Are you fed up of flipping over your handlebars every time you hit a descent? Or do you just have a terrible habit of ham-fistedly grabbing your brake lever in the rain? If so, the BluBrake ABS (anti-lock braking system) may be the solution you've been looking for all along.
The components of the BluBrake system are designed to be fully integrated into a bike frame
BluBrake has been in development at Milan Polytechnic since 2013, and now with the backing of Pinarello, the Italian start up is hoping to launch the system in early 2017.
BluBrake is controlled by a series of "invisible technologies" — "high resolution wheel speed sensors, bike frame accelerometers and gyroscopes, control and cognitive electronic platform and haptic and electro-hydraulic actuators." — all of which are integrated into a frame and feedback a flood of data to the central, "artificial-intelligence" system.
The BluBrake also takes into account the conditions in which you are riding. There's no "cognitive electronic platform" magic happening here though — weather conditions and riding style (you can choose from tourism, racing and custom) are entered via a handlebar mounted control interface.
If the idea of placing your safety in the hands of a robot sounds a little bit too HAL9000 for you, fret not as the BluBrake isn't actually an automated ABS system — unlike the one designed for e-bikes that we reported on earlier in the year, this is just a haptic feedback system that is designed to warn riders, through vibrations in their brake levers, that their wheel may be about lock up.
While we personally prefer to rely on more analogue methods for determining whether or not our wheels are about to lock up — like feeling as though you're about to fall off — we can (sort of) see the benefit of this system for unconfident riders.
In another curiously dystopian twist, data from BluBrake will be fed back to the cloud and will be used for "advanced analytical studies" — whether that will involve just telling us that we brake too much or something more sinister remains to be seen.
It's got magnets, so you know it's serious
And before anyone succumbs to the temptation to make jokes about rich bankers buying flashy Pinarellos and not knowing how to use their brakes, let's withhold judgement until we've had a chance to try out the potentially nifty system.
Can you see the benefits of such a system? Are you alarmed by the potential inclusion of AI on your bike? Do you loathe the idea of the man (or robot) telling you when it's acceptable to throw down a sweet skid? Haptically feedback your comments below.

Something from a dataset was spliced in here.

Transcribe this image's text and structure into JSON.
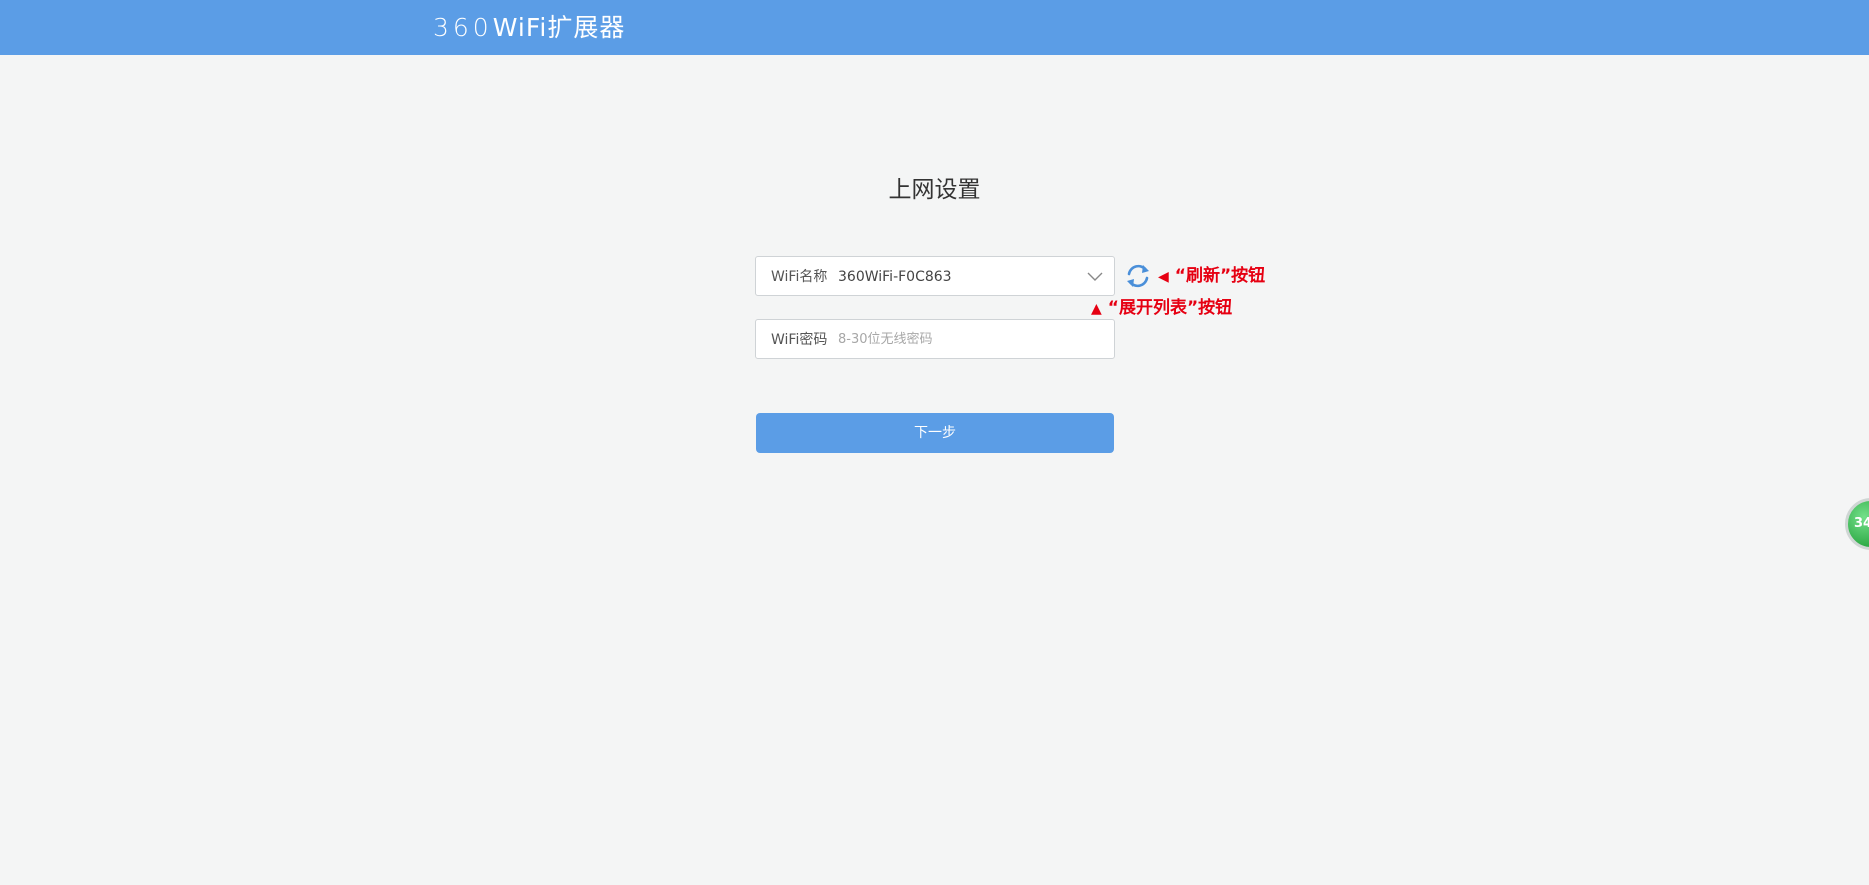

We've contacted BluBrake and are awaiting further information about the system. We'll update this article as and when we receive this.